ASSIGNMENT: Every line with the string "JSON" must be copied from the entries below.

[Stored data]
****************
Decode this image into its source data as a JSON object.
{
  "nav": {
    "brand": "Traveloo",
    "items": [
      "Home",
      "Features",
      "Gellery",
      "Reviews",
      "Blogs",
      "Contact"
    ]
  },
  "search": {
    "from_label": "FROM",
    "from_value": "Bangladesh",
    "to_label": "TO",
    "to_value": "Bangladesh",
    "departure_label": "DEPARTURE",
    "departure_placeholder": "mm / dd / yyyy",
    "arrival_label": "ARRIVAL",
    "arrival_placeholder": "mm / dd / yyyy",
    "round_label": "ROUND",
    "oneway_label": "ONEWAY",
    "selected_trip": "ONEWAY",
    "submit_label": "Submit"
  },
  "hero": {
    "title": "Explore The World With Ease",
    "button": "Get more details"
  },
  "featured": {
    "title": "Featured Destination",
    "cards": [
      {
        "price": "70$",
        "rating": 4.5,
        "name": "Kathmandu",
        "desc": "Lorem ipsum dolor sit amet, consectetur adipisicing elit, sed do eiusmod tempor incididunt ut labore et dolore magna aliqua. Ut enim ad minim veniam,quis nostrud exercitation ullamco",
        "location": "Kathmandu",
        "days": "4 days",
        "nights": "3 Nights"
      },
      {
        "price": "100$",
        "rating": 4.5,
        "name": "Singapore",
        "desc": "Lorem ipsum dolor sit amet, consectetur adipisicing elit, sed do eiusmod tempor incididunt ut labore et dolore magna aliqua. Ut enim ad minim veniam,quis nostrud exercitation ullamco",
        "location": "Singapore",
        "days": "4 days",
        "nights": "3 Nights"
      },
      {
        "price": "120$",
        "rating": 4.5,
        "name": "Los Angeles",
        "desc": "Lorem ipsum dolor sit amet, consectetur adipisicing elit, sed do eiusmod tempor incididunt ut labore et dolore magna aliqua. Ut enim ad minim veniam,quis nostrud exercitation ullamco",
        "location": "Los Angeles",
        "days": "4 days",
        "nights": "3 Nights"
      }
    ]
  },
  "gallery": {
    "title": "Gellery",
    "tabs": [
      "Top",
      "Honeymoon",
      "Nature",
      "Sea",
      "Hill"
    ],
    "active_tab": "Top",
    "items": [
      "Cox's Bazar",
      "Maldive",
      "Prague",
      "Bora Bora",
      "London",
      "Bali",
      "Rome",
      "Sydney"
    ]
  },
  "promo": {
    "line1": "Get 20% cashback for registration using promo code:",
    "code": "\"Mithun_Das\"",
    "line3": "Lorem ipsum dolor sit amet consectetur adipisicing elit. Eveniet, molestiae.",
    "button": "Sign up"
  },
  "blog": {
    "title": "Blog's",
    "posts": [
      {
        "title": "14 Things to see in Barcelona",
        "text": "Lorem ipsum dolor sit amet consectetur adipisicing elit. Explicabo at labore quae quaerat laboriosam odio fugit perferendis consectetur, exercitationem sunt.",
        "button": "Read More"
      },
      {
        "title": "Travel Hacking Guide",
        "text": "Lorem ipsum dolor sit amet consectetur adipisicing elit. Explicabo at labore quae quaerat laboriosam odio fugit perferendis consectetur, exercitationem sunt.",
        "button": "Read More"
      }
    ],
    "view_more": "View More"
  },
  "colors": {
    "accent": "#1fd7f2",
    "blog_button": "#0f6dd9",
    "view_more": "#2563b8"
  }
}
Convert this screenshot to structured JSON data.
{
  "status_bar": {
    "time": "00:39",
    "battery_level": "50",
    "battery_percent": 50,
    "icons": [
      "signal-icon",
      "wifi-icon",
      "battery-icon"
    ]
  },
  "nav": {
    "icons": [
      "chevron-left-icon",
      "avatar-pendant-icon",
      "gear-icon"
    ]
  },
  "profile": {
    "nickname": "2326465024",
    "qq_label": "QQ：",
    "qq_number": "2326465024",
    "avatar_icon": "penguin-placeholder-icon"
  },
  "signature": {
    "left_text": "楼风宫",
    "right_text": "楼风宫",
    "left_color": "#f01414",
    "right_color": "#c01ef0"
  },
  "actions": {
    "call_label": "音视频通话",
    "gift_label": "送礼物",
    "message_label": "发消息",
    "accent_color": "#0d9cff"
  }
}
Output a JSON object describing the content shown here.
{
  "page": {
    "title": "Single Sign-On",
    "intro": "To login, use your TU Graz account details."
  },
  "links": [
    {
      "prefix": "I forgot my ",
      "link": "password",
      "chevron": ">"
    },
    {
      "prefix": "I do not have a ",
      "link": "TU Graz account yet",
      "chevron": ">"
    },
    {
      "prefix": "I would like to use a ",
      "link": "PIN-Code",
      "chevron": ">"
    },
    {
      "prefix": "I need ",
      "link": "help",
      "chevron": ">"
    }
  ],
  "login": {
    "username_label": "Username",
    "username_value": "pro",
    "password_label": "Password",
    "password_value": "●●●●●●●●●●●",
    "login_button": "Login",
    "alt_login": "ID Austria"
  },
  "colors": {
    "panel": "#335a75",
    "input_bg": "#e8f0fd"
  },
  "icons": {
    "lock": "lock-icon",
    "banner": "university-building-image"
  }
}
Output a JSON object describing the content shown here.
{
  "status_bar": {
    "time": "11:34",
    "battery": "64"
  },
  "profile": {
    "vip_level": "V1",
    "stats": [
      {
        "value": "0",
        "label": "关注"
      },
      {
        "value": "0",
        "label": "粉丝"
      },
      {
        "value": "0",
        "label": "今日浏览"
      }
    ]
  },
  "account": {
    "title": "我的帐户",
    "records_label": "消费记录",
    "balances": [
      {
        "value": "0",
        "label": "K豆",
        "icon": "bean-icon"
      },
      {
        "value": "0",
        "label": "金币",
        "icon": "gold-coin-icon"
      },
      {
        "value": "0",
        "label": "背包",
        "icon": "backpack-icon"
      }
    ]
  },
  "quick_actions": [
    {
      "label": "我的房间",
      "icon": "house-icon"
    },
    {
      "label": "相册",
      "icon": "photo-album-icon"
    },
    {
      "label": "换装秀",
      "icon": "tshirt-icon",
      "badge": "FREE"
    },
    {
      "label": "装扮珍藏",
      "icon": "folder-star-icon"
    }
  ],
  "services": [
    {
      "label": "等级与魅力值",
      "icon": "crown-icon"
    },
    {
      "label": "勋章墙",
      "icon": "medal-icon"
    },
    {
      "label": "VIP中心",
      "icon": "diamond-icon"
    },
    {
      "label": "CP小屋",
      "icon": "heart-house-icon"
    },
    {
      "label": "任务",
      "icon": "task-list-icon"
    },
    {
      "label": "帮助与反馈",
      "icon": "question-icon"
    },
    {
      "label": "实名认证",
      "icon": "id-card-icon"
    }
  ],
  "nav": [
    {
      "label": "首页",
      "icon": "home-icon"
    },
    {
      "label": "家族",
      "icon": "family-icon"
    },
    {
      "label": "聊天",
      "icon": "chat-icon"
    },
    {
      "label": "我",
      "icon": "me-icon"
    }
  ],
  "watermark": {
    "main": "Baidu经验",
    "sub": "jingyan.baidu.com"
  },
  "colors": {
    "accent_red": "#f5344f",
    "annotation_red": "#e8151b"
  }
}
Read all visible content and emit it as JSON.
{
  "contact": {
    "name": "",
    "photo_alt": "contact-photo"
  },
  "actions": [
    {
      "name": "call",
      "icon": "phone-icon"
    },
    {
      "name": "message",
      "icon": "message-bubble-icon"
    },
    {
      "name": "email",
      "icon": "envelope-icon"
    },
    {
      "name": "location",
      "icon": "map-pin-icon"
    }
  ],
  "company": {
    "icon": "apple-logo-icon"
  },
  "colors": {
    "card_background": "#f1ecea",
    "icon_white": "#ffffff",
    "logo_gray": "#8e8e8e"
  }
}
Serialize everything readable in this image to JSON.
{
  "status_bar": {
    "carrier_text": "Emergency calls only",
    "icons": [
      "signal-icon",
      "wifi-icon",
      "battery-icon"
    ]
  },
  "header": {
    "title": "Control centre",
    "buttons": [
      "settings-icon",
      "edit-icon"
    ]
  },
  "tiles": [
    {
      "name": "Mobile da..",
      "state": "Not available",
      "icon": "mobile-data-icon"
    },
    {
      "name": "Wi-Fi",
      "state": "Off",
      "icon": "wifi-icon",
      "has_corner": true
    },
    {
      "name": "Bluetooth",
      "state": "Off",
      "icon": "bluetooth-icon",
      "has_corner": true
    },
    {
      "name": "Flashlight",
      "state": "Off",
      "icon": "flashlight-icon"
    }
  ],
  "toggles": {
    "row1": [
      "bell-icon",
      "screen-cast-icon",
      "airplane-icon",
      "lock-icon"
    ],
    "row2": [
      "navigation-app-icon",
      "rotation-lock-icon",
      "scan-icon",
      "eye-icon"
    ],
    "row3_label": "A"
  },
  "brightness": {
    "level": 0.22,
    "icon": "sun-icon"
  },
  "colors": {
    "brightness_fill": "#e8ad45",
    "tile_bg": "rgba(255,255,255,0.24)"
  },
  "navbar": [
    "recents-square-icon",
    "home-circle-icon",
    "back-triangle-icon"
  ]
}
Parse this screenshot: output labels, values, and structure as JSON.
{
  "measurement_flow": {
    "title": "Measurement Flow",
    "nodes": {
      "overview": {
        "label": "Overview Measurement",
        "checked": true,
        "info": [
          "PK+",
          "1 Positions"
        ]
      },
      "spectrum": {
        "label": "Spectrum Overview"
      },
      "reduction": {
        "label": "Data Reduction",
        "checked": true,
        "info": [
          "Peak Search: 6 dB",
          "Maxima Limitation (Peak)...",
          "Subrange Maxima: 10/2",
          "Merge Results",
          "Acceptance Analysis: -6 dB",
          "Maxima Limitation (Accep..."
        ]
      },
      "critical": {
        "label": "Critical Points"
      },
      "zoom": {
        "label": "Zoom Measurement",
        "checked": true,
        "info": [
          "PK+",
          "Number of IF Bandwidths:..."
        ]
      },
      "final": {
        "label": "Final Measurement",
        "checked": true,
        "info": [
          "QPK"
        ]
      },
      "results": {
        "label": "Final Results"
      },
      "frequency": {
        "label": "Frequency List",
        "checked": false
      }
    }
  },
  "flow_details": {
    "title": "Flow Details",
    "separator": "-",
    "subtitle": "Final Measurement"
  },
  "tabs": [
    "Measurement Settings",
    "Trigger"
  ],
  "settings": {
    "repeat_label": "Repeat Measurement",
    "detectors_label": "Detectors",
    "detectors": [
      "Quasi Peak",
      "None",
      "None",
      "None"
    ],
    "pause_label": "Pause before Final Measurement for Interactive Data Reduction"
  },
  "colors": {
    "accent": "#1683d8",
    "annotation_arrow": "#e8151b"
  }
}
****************
ANSWER FOR THIS EXERCISE:
Decode this image into its source data as a JSON object.
Convert this screenshot to structured JSON data.
Output a JSON object describing the content shown here.
Output a JSON object describing the content shown here.
Read all visible content and emit it as JSON.
Serialize everything readable in this image to JSON.
Parse this screenshot: output labels, values, and structure as JSON.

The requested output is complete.